The offseason trades were tough to swallow, but the stark reality is that those trades are not what has this team in last place. The players who were lost have been adequately replaced, and the areas of the team they were drawn from have not been the ones causing the losses. No, if you want to know what has the A's in last place, I must once again direct you to the 17 games* that were lost by the bullpen, either by blowing leads or by failing to hold ties. (And remember, Oakland seemingly returned the best parts of a relief unit that ranked 3rd in MLB in ERA last year, so this was supposed to be an area of strength.) Take that down to the AL average of 12 relief losses, and the A's would be 43-42 and comfortably in the playoff hunt. And that, of course, leads me to the real travesty of the offseason, the truly crippling mistakes that Billy Beane made. He failed to bring back these two stud performers:

Jim Johnson: 2.14 ERA, 25-for-28 in save sits (20 holds, 5 saves, 3 blown saves)
Luke Gregerson: 3.34 ERA, 19-for-21 in save sits (18 saves, 1 win, 2 blown saves)

If only those two were still anchoring the pen, the A's might well be in first place. Real funny, baseball.

* Oakland's pen is only credited with 16 relief losses because one of them involved the reliever inheriting runners from the starter and allowing them to score, so the starter was credited with the loss.

***

Epilogue

Update (3:45 p.m. PT): Two final notes, after reading responses to this.
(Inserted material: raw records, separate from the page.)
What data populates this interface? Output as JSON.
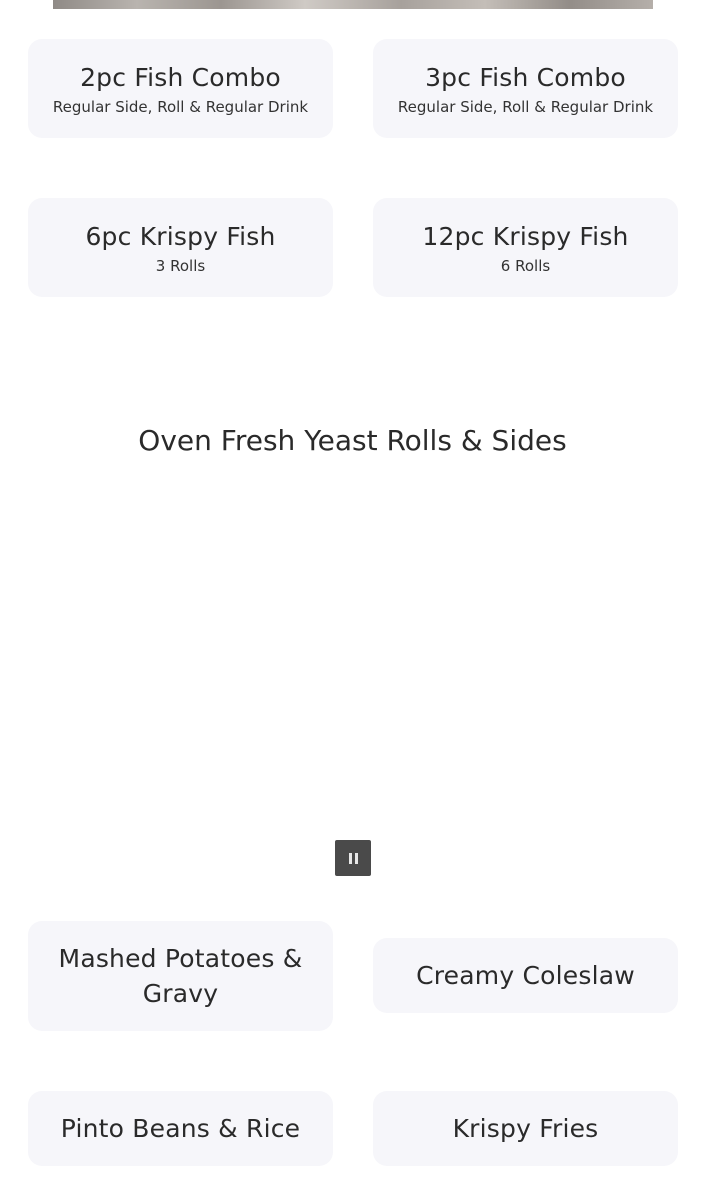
{
  "combos": [
    {
      "title": "2pc Fish Combo",
      "subtitle": "Regular Side, Roll & Regular Drink"
    },
    {
      "title": "3pc Fish Combo",
      "subtitle": "Regular Side, Roll & Regular Drink"
    },
    {
      "title": "6pc Krispy Fish",
      "subtitle": "3 Rolls"
    },
    {
      "title": "12pc Krispy Fish",
      "subtitle": "6 Rolls"
    }
  ],
  "section": {
    "heading": "Oven Fresh Yeast Rolls & Sides"
  },
  "media": {
    "control_icon": "pause-icon"
  },
  "sides": [
    {
      "title": "Mashed Potatoes & Gravy"
    },
    {
      "title": "Creamy Coleslaw"
    },
    {
      "title": "Pinto Beans & Rice"
    },
    {
      "title": "Krispy Fries"
    }
  ]
}
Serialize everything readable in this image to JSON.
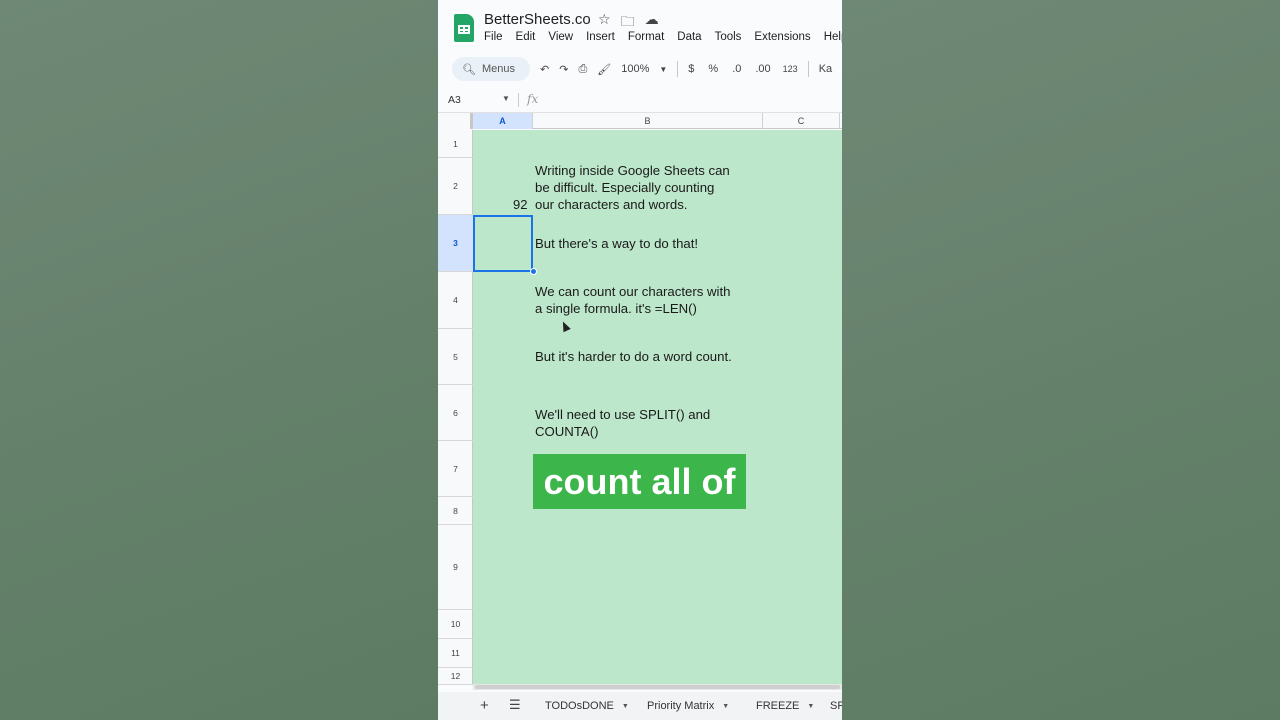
{
  "app": {
    "doc_title": "BetterSheets.co",
    "menu": [
      "File",
      "Edit",
      "View",
      "Insert",
      "Format",
      "Data",
      "Tools",
      "Extensions",
      "Help"
    ]
  },
  "toolbar": {
    "search_label": "Menus",
    "zoom": "100%",
    "currency": "$",
    "percent": "%",
    "dec_decrease": ".0",
    "dec_increase": ".00",
    "number_format": "123",
    "font_truncated": "Ka"
  },
  "formula_bar": {
    "name_box": "A3",
    "fx": "fx"
  },
  "columns": [
    "A",
    "B",
    "C"
  ],
  "rows": [
    "1",
    "2",
    "3",
    "4",
    "5",
    "6",
    "7",
    "8",
    "9",
    "10",
    "11",
    "12"
  ],
  "cells": {
    "a2_value": "92",
    "b2": "Writing inside Google Sheets can\nbe difficult. Especially counting\nour characters and words.",
    "b3": "But there's a way to do that!",
    "b4": "We can count our characters with\na single formula. it's =LEN()",
    "b5": "But it's harder to do a word count.",
    "b6": "We'll need to use SPLIT() and\nCOUNTA()"
  },
  "caption": "count all of",
  "sheet_tabs": [
    "TODOsDONE",
    "Priority Matrix",
    "FREEZE",
    "SP"
  ],
  "colors": {
    "cell_fill": "#bde7cb",
    "selection": "#1a73e8",
    "caption_bg": "#3cb54a",
    "sheets_green": "#23a566"
  }
}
1. Although I mentioned the team's defense, I didn't give it a lot of credit for the team's poor record. The errors have hurt, yes, but the A's aren't even the worst defensive team in the league. B-Ref and Fangraphs use entirely different ways of measuring this -- Fangraphs ranks the team 27th in total defense (i.e., better than 3 other teams), while B-Ref somehow places them around middle of the pack (16th/17th) and a tick above average. They're bad, but not uniquely or historically bad, and while the other teams below them on the Fangraphs list are also bad teams it's also worth noting that those other teams can't hit or pitch either.

And two spots above the A's on the list? The first-place Astros. And two spots above them are the first-place Yankees, with the 48-34 Pirates nestled in between. Yes, poor defense is a problem. Yes, it can cost you some wins, and I can agree that it's cost the A's a couple games this year. No, it does not have the A's in last place. Again, that would be the 17 games blown by the bullpen, and while a few of those were certainly aided by errors, a lot of them also came from back-breaking home runs or loads of untimely walks, and you simply can't defend against those.

2. I hear a lot about how the numbers don't tell the story, and that the A's are losing because they traded all of their proven winners who knew how to win games and close out wins and had the will to win. I am dying to know who those winning players were. Are they the same guys who lost two straight ALDS Game 5s and then pissed away the Wild Card game last year? Sure, Justin Verlander is tough, but even he has never won a ring either. So the A's couldn't quite beat a guy who himself couldn't even make it to that final victory. Two years in a row. Didn't even lose to the eventual champs, and it was the same story in 2014. I love our former stars as much as anybody but this narrative of "trading away that winning spirit" is complete hogwash, especially after being forced to read all the hot takes at the end of every playoff series about how they were a good regular season team that didn't have what it took to win in October. Suddenly the reverse is true just because those guys got traded?

Good players win. Sometimes, the best players win, often not. There was absolutely nothing special about the winning abilities of the departed players, outside of their obvious All-Star abilities, because if they had some special mystique then I imagine it would be us celebrating multiple titles instead of our friends across the Bay. It's not like the A's traded away a former World Series MVP or something. Just the guy who came about an inch short of fielding what turned out to be the walk-off hit in the Wild Card game last year. If great players have some supposed supernatural ability to will themselves to wins, well, with all due love and respect, it seems Donaldson and friends didn't have it.